Turkey Tracks (Pieced) - Turkeys were grown commercially in Somers from the 1930's to the 1950's. Still today wild turkeys can be found in Somers.
Mill (Applique) - This block was copied from a photograph and depicts the Ozanne Mill built in 1845 and used until 1868. It was wind driven with large sails. Other mills also existed in Somers township. Farmers would haul their grain and corn to local mills to be ground into flour.
Lake with Sailboard (Pieced) - Lake Michigan is the eastern border of Somers Township. It represents the place where many of our earliest pioneers arrived on boats when they came from the eastern states and Europe to make Somers their home.
Crossed Canoes (Pieced) - The Potawatomi Native American tribe lived in this area for many years before the pioneers settled here. They used native trees to make dug out canoes which were used for fishing in Lake Michigan and Pike River.
Snowflake (Applique) - This depicts a portion of the beauty of Somers in the winter. Farmers depend on a blanket of snowfall to protect and insulate crops from extreme freezing temperatures and provide a needed saturation of moisture in the fields for spring planting. Somers resident also enjoy leisure activities such as Cross-country ski trails, sledding at Petrifying Springs Park, and snowmobiling on field headlands.
Town Hall (Pieced) - The first Somers town meeting was held May 1, 1843 in the home of one of our earliest pioneers, the Leet family, who lived on the old Green Bay Trail. A new town hall was built in 1857 at a cost of $400 and it has been preserved and moved to the Hawthorne Hollow property.
Church (Pieced) - Somers pioneers financed and donated time and talent to build churches soon after their own homes were built. Our early pioneers made it priority to celebrate religious freedom. The Somers Presbyterian Church was erected in 1839 and the Methodist Episcopal Church completed in 1840.
Butter & Churn (Pieced) - This block commemorates the importance of creameries to the pioneer dairy farmers of Somers. As early as 1898, the village of Somers had a creamery ice house, churns, later a bottling plant, and the creameries played a key role in shipping dairy products via the railroad to the Chicago market.

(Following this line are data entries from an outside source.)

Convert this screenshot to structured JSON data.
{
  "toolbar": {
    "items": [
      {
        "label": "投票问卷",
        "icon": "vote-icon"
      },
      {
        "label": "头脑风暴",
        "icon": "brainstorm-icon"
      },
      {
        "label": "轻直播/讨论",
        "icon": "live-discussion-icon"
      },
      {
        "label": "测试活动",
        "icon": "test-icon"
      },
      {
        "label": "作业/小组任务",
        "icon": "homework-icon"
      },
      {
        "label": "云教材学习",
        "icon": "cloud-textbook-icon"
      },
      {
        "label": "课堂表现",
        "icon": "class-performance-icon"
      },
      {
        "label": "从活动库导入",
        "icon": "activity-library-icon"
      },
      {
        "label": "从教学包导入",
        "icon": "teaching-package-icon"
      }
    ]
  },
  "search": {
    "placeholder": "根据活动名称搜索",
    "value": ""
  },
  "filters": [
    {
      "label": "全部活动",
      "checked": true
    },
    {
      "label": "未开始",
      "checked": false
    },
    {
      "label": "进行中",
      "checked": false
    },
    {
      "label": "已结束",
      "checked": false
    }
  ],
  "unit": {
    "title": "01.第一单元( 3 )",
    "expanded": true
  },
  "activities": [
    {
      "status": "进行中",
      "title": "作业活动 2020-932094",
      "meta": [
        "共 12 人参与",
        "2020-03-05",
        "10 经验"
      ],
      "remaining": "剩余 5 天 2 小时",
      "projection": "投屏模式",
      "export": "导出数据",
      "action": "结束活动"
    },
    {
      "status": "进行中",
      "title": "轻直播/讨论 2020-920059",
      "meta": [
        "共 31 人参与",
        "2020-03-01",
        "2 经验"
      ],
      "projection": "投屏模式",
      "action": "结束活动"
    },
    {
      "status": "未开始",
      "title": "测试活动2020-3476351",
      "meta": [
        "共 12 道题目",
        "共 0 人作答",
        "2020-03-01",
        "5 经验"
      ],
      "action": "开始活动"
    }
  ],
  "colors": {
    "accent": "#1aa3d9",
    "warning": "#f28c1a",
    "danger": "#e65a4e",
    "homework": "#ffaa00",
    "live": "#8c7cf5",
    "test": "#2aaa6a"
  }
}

Drunkard's Path (Pieced) - This block represents the many taverns and early saloons in the town.
4-H (Pieced) - Somers has had a 4-H youth group since the 1920's.
Arrowhead (Applique) - Arrowheads, projectile points and scrapping tool artifacts have been found by many farmers in Somers township, typically after a rain brings the artifacts to the surface of a freshly tilled field. Museum archaeologists have confirmed, by evidence of the artifacts, that Native Americans inhabited Somers township as far back as 10,000 B.C.
Schoolhouse (Pieced) - Thirteen school districts were approved for the Town of Somers in the 1840's. These were originally one-room schools; the first being built in 1840. The original 1848 Pike River school has been preserved, renovated and moved to Hawthorne Hollow. This block represents the type of school in which Somers pioneers received their education - eight grades in one room.
Fire Truck (Pieced and Applique) - This block commemorates the establishment of the Somers Volunteer Fire Department in 1934. A former Chevrolet garage was converted into the first fire station which housed fire apparatus including the purchase of the first fire engine, a 1934 Dodge Brothers, manufactured by the Peter Pirsch Company which operated in Kenosha.
Rescue Squad (Pieced and Applique) - In 1977 the Somers Rescue Squad was formed as a volunteer organization which worked closely with the Somers Volunteer Fire Department. Both the Rescue and Fire volunteer departments joined and reorganized in 2006.
Red Cross (Pieced) - This block recognizes the strong commitment of Somers residents to volunteering time and talent to civic organizations. The Literary Society of Somers, Prohibition Club of Somers, Somers Camp No. 826 Modern Woodmen of America, Somers Baseball Club, Somers Township Study Club, and Royal Neighbors 500 Club, are some of the organizations that were established and active in the 1800's.